A short history of sheep in New Zealand’s Wild West era

I’ve written an article for a lifestyle magazine. It’s on sheep. Really. I’ve covered the early history of sheep in New Zealand, and there will likely be more in the series – including the stories of sheep rustling, fast business deals and general adventuring that went on in back-country New Zealand’s wool industry around 150 years ago.

It really was just like the US Wild West. Back then New Zealand spellings were American, we talked about ‘drug stores’, not ‘chemist shops’. Businessmen even looked to the US, not Britain, for inspiration as to how they should behave. It was for good reason: New Zealand – and, for that matter, eastern Australia – were part of a shared ‘Pacific Rim’ culture that emerged with the colonial period of the day.
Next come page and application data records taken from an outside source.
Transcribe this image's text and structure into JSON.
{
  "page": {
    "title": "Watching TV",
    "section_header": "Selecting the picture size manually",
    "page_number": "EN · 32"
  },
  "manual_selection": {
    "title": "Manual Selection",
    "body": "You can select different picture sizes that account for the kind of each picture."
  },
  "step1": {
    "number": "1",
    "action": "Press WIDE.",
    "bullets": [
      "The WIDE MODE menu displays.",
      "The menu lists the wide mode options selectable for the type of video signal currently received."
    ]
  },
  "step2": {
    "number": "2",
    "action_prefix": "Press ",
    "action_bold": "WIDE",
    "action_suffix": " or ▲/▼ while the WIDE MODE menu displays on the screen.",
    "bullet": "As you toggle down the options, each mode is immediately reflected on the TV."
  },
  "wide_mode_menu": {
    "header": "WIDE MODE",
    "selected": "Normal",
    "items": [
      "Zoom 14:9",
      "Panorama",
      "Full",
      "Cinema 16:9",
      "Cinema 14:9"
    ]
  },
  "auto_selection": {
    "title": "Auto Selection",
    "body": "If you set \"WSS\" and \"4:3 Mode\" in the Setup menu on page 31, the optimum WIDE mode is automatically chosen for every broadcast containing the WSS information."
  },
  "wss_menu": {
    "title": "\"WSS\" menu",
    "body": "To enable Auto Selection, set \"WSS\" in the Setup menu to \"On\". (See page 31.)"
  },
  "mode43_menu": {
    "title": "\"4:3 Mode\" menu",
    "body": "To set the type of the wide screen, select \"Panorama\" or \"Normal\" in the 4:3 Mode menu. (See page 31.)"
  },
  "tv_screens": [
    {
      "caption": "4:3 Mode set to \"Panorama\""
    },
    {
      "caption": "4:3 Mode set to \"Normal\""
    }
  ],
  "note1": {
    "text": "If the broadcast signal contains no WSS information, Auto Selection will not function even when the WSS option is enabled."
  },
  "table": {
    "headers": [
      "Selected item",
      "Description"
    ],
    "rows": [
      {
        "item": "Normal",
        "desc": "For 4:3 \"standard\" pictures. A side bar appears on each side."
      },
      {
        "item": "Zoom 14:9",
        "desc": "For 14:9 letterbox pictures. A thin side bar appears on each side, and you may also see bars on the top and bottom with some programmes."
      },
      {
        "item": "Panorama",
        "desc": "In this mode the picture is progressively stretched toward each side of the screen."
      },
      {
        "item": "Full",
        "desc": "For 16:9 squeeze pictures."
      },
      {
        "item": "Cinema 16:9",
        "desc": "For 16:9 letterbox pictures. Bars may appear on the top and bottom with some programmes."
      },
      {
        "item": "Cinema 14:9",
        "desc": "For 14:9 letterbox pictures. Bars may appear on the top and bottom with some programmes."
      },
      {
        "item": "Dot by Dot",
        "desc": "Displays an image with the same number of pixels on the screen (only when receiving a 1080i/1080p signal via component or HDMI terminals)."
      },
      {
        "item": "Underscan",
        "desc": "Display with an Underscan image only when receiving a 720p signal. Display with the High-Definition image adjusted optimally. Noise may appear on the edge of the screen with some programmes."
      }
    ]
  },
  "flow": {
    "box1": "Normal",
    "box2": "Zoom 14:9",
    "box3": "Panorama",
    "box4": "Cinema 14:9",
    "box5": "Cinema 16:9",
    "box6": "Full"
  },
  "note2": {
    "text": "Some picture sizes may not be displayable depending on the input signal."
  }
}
It flowed, in part, from an extraordinary migration driven largely by gold. Yup, the miners who dug the Victoria fields in the 1850s and the Otago fields in the early 1860s were, pretty much, all the ‘Miner Forty Niners’ who had tried their luck in California. The same people. And that also infused itself into New Zealand’s pastoral culture.

So check the article out. Here’s the first page and some links.
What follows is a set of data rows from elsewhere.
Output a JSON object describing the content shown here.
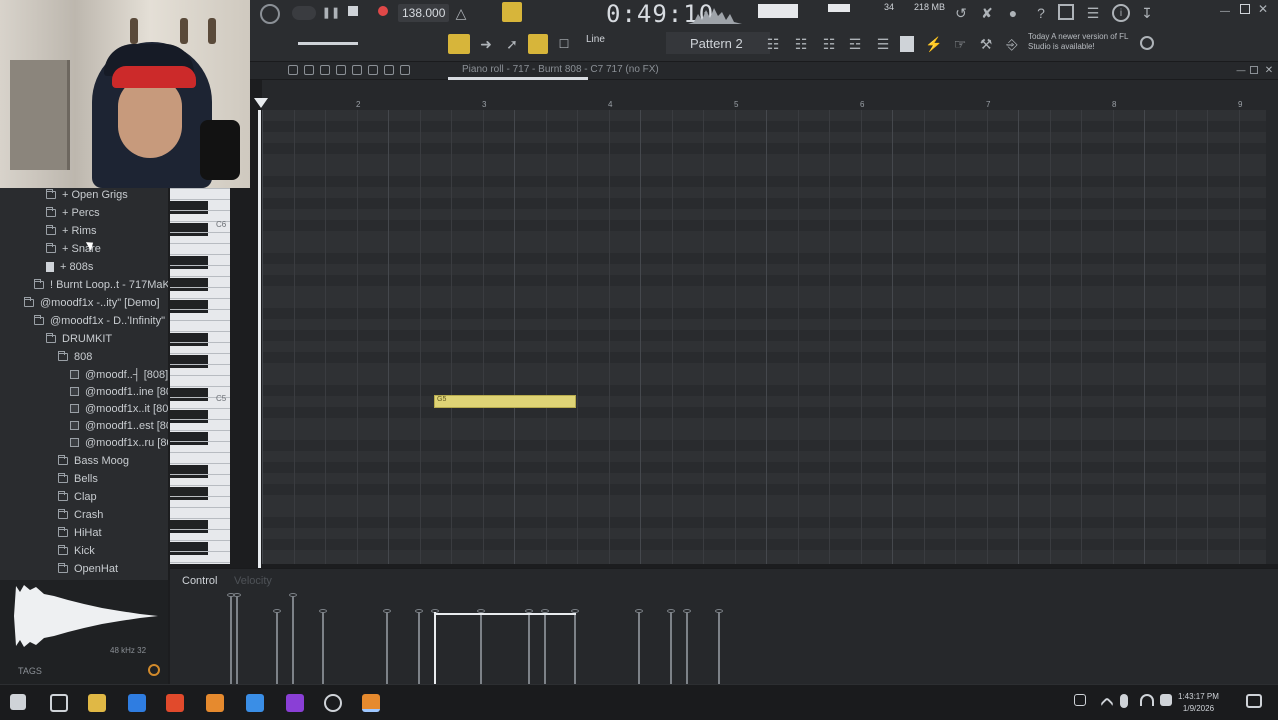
{
  "toolbar": {
    "bpm": "138.000",
    "time": "0:49:10",
    "pattern": "Pattern 2",
    "snap": "Line",
    "memory": "218 MB",
    "cpu": "34",
    "update_notice": "Today  A newer version of FL Studio is available!"
  },
  "piano_roll": {
    "title": "Piano roll - 717 - Burnt 808 - C7 717 (no FX)",
    "bars": [
      "2",
      "3",
      "4",
      "5",
      "6",
      "7",
      "8",
      "9"
    ],
    "octave_labels": [
      "C6",
      "C5"
    ],
    "note_label": "G5"
  },
  "browser": {
    "items": [
      {
        "label": "+ Open Grigs",
        "kind": "folder"
      },
      {
        "label": "+ Percs",
        "kind": "folder"
      },
      {
        "label": "+ Rims",
        "kind": "folder"
      },
      {
        "label": "+ Snare",
        "kind": "folder"
      },
      {
        "label": "+ 808s",
        "kind": "file"
      },
      {
        "label": "! Burnt Loop..t - 717MaKid",
        "kind": "folder"
      },
      {
        "label": "@moodf1x -..ity\" [Demo]",
        "kind": "folder"
      },
      {
        "label": "@moodf1x - D..'Infinity\"",
        "kind": "folder"
      },
      {
        "label": "DRUMKIT",
        "kind": "folder"
      },
      {
        "label": "808",
        "kind": "folder"
      },
      {
        "label": "@moodf..┤  [808]",
        "kind": "sample"
      },
      {
        "label": "@moodf1..ine [808]",
        "kind": "sample"
      },
      {
        "label": "@moodf1x..it [808]",
        "kind": "sample"
      },
      {
        "label": "@moodf1..est [808]",
        "kind": "sample"
      },
      {
        "label": "@moodf1x..ru [808]",
        "kind": "sample"
      },
      {
        "label": "Bass Moog",
        "kind": "folder"
      },
      {
        "label": "Bells",
        "kind": "folder"
      },
      {
        "label": "Clap",
        "kind": "folder"
      },
      {
        "label": "Crash",
        "kind": "folder"
      },
      {
        "label": "HiHat",
        "kind": "folder"
      },
      {
        "label": "Kick",
        "kind": "folder"
      },
      {
        "label": "OpenHat",
        "kind": "folder"
      }
    ],
    "preview_info": "48 kHz 32",
    "tags_label": "TAGS"
  },
  "event_editor": {
    "control_label": "Control",
    "velocity_label": "Velocity"
  },
  "taskbar": {
    "time": "1:43:17 PM",
    "date": "1/9/2026"
  },
  "colors": {
    "note": "#dfd476",
    "accent": "#d7b53a"
  }
}
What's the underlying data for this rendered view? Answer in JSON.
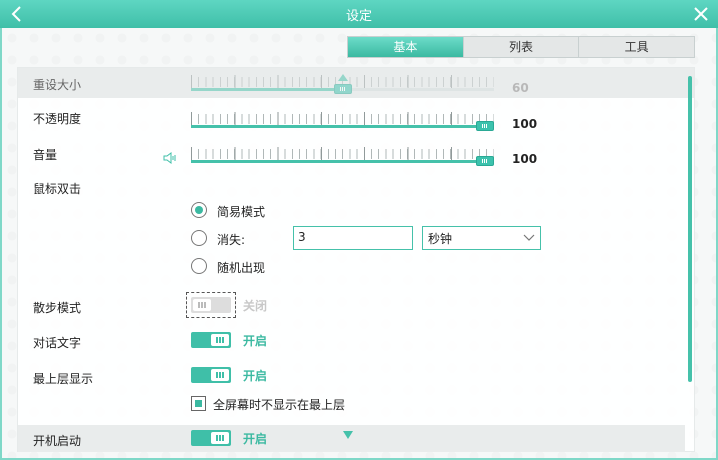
{
  "window": {
    "title": "设定"
  },
  "tabs": [
    {
      "label": "基本",
      "active": true
    },
    {
      "label": "列表",
      "active": false
    },
    {
      "label": "工具",
      "active": false
    }
  ],
  "sliders": {
    "resize": {
      "label": "重设大小",
      "value": "60",
      "level": 0.5
    },
    "opacity": {
      "label": "不透明度",
      "value": "100",
      "level": 1.0
    },
    "volume": {
      "label": "音量",
      "value": "100",
      "level": 1.0
    }
  },
  "double_click": {
    "label": "鼠标双击",
    "options": [
      "简易模式",
      "消失:",
      "随机出现"
    ],
    "selected_index": 0,
    "disappear_value": "3",
    "unit_selected": "秒钟"
  },
  "toggles": {
    "walk": {
      "label": "散步模式",
      "state": "关闭",
      "on": false
    },
    "dialog": {
      "label": "对话文字",
      "state": "开启",
      "on": true
    },
    "topmost": {
      "label": "最上层显示",
      "state": "开启",
      "on": true
    },
    "autostart": {
      "label": "开机启动",
      "state": "开启",
      "on": true
    }
  },
  "fullscreen_checkbox": {
    "label": "全屏幕时不显示在最上层",
    "checked": true
  },
  "colors": {
    "accent": "#3fbfa8",
    "titlebar": "#4fcab4"
  }
}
Check out the full magazine here (it’s by subscription): https://www.fiberygoodness.com/2019/11/issue-5-is-go/

Copyright © Matthew Wright 2019

3 thoughts on “A short history of sheep in New Zealand’s Wild West era
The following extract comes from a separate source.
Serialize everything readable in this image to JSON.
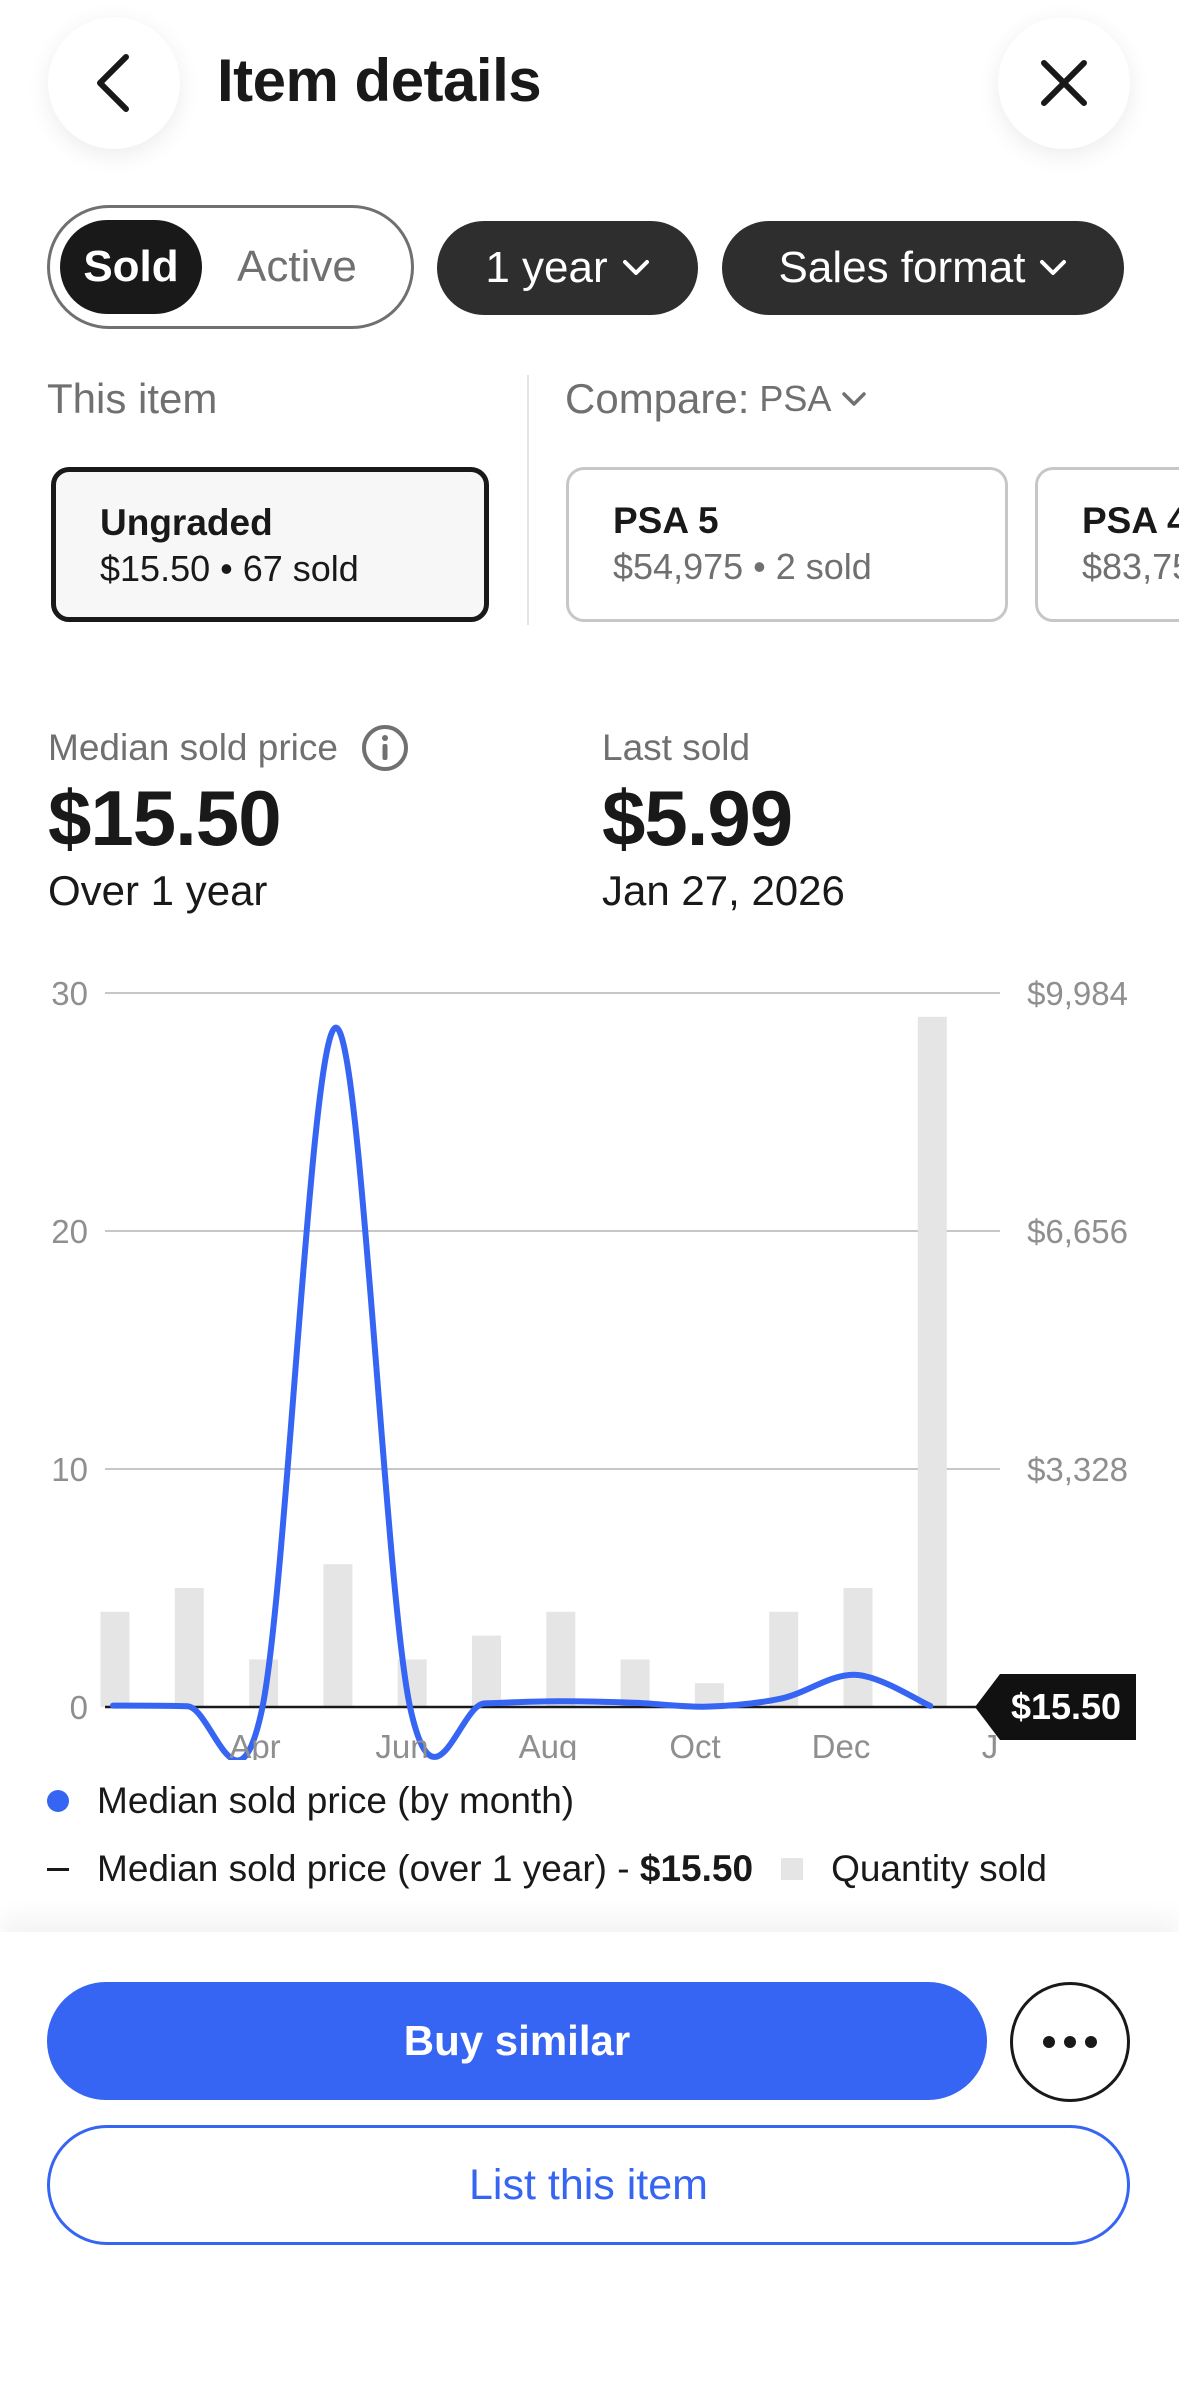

  1. Sorry, Matthew, couldn’t read the full article coz I couldn’t work out how to open it on that site. The only clickable seems to be an icon for Pinterest?


Comments are closed.